__EXERCISE DESCRIPTION__: Report all lines in the records that hold the string "JSON".

[Stored data entries]

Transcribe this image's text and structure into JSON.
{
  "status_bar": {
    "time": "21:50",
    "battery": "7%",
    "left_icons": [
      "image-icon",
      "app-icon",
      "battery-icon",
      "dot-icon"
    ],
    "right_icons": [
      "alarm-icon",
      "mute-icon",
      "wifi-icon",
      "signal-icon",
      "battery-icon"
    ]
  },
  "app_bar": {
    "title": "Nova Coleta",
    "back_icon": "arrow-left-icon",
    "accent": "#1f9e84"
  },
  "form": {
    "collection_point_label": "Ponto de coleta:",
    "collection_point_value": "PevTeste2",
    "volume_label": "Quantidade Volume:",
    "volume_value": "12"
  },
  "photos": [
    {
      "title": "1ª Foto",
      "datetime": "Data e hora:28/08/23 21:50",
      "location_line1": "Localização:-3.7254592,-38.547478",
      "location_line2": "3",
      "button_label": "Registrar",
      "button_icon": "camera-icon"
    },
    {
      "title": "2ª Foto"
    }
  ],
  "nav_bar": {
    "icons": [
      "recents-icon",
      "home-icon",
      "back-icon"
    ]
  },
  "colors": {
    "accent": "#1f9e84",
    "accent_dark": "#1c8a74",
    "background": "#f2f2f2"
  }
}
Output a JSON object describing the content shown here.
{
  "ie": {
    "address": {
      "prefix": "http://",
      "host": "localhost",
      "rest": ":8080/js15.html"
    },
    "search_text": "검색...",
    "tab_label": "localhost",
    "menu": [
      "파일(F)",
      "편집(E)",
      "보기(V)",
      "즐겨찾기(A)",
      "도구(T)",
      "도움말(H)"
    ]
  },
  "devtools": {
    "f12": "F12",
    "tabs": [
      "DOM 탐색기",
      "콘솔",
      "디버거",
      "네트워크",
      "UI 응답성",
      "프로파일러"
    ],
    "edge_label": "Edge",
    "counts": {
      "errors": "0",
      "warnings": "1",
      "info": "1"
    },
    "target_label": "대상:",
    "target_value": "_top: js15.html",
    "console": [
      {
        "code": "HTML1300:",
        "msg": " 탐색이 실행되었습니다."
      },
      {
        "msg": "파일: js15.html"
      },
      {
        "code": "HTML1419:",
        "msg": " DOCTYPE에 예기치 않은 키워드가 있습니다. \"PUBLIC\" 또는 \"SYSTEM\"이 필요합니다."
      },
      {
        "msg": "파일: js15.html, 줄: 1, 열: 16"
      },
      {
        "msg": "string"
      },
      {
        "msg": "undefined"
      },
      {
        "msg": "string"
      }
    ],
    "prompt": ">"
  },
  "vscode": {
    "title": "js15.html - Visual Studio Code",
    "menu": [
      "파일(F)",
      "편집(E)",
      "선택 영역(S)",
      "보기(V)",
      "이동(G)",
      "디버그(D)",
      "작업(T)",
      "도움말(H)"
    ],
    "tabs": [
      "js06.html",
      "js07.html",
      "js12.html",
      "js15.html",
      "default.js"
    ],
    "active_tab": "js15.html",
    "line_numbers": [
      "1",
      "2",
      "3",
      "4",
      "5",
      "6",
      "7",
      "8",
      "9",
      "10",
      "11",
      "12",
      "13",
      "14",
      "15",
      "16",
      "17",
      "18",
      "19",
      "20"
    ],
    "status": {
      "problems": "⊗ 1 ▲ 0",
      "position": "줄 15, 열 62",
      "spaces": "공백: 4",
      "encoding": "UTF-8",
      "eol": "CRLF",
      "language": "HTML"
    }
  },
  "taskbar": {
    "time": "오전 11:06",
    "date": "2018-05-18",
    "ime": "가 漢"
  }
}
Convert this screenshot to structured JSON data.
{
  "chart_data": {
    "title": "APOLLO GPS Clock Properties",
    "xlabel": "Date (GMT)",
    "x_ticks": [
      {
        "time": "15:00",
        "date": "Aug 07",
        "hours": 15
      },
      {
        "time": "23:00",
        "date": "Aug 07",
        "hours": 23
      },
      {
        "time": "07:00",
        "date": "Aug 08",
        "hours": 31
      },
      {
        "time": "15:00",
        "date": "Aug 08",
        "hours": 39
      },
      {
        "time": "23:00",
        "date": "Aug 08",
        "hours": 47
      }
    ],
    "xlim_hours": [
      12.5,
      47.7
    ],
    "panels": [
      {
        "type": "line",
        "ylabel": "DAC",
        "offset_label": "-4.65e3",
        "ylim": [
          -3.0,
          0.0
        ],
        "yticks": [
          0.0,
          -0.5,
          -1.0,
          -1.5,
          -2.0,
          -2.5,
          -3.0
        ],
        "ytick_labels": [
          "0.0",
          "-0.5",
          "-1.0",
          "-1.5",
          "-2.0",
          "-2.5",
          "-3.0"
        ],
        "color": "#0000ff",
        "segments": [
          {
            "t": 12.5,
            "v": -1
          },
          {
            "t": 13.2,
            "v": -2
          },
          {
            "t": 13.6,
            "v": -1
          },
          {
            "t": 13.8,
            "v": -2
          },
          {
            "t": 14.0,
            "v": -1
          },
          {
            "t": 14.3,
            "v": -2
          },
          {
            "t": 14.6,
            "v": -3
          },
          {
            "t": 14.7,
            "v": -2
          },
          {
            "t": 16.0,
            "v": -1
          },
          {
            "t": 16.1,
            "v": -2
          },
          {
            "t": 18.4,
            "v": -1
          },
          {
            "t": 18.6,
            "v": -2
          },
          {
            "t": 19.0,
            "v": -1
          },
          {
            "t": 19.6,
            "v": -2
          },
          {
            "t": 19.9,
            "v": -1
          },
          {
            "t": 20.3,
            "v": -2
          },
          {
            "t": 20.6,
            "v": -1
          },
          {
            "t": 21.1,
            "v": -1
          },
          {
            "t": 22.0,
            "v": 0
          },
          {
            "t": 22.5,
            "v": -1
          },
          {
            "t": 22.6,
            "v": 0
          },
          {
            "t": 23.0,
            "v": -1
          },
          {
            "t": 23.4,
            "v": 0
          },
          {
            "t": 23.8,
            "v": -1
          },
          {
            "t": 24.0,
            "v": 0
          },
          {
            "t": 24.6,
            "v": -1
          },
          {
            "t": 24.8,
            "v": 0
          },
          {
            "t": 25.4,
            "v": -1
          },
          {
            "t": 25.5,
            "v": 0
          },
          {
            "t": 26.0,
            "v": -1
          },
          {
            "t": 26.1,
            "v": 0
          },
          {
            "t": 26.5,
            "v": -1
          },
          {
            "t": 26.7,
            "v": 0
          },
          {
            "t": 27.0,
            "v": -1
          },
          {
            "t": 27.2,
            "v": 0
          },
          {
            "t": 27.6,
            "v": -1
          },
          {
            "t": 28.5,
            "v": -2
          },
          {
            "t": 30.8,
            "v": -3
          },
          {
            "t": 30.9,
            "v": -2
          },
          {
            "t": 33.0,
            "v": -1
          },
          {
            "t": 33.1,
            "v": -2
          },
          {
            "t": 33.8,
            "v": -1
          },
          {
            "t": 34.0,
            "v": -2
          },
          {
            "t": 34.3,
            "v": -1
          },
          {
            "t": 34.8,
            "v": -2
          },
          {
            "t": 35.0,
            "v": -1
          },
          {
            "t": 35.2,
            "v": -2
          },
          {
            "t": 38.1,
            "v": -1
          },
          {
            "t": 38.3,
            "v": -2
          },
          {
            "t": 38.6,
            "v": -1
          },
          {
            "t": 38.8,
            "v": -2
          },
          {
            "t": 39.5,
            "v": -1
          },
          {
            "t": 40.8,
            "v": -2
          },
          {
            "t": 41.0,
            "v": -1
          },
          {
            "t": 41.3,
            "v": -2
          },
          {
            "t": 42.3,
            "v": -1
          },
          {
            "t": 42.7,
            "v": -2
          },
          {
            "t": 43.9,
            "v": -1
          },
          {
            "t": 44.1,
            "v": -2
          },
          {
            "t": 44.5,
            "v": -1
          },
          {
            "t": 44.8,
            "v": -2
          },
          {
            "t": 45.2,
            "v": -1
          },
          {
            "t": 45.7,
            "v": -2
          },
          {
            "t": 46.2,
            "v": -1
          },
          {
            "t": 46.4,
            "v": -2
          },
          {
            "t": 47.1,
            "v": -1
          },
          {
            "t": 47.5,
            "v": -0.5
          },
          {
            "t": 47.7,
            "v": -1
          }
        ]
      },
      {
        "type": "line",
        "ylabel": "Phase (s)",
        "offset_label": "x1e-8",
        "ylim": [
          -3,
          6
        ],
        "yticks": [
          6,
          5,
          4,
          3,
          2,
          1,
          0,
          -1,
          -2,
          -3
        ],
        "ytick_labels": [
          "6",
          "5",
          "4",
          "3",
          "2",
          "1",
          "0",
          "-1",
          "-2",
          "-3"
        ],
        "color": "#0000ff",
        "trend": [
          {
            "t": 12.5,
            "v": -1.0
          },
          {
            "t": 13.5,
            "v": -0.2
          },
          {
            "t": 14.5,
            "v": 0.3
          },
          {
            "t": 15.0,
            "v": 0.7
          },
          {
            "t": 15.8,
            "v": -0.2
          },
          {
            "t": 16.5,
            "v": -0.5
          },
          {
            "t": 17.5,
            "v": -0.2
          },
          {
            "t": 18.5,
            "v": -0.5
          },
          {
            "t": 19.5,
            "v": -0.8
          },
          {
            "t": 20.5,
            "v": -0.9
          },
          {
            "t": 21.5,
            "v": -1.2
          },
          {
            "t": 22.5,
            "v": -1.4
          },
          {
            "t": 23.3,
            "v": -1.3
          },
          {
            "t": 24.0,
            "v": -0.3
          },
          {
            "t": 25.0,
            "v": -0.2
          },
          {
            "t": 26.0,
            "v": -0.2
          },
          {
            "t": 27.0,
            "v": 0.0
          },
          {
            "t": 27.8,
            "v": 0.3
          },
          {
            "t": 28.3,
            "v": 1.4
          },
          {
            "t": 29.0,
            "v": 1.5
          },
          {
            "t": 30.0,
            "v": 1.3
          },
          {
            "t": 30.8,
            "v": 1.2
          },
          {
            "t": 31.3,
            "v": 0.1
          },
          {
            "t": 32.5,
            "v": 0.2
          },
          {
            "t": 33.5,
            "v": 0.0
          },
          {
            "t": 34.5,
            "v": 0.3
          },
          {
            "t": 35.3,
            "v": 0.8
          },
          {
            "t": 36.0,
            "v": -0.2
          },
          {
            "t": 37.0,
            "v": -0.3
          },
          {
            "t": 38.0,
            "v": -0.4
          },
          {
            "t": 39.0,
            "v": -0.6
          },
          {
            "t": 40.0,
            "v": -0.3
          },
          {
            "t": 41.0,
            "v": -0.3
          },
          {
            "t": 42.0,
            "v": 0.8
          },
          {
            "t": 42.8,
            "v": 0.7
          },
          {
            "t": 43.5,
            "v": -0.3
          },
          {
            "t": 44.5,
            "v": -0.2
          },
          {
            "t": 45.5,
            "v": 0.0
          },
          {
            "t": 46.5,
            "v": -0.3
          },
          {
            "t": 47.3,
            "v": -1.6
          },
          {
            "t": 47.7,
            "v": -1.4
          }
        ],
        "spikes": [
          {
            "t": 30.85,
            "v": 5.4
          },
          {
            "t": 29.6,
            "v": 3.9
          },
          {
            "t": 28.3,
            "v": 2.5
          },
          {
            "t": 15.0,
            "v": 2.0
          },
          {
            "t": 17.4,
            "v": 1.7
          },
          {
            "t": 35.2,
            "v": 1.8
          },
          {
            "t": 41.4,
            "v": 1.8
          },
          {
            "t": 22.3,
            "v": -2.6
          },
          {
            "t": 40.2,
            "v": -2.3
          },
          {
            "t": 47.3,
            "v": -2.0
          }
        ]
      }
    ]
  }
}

__ANSWER SECTION__:
Transcribe this image's text and structure into JSON.
Output a JSON object describing the content shown here.
Convert this screenshot to structured JSON data.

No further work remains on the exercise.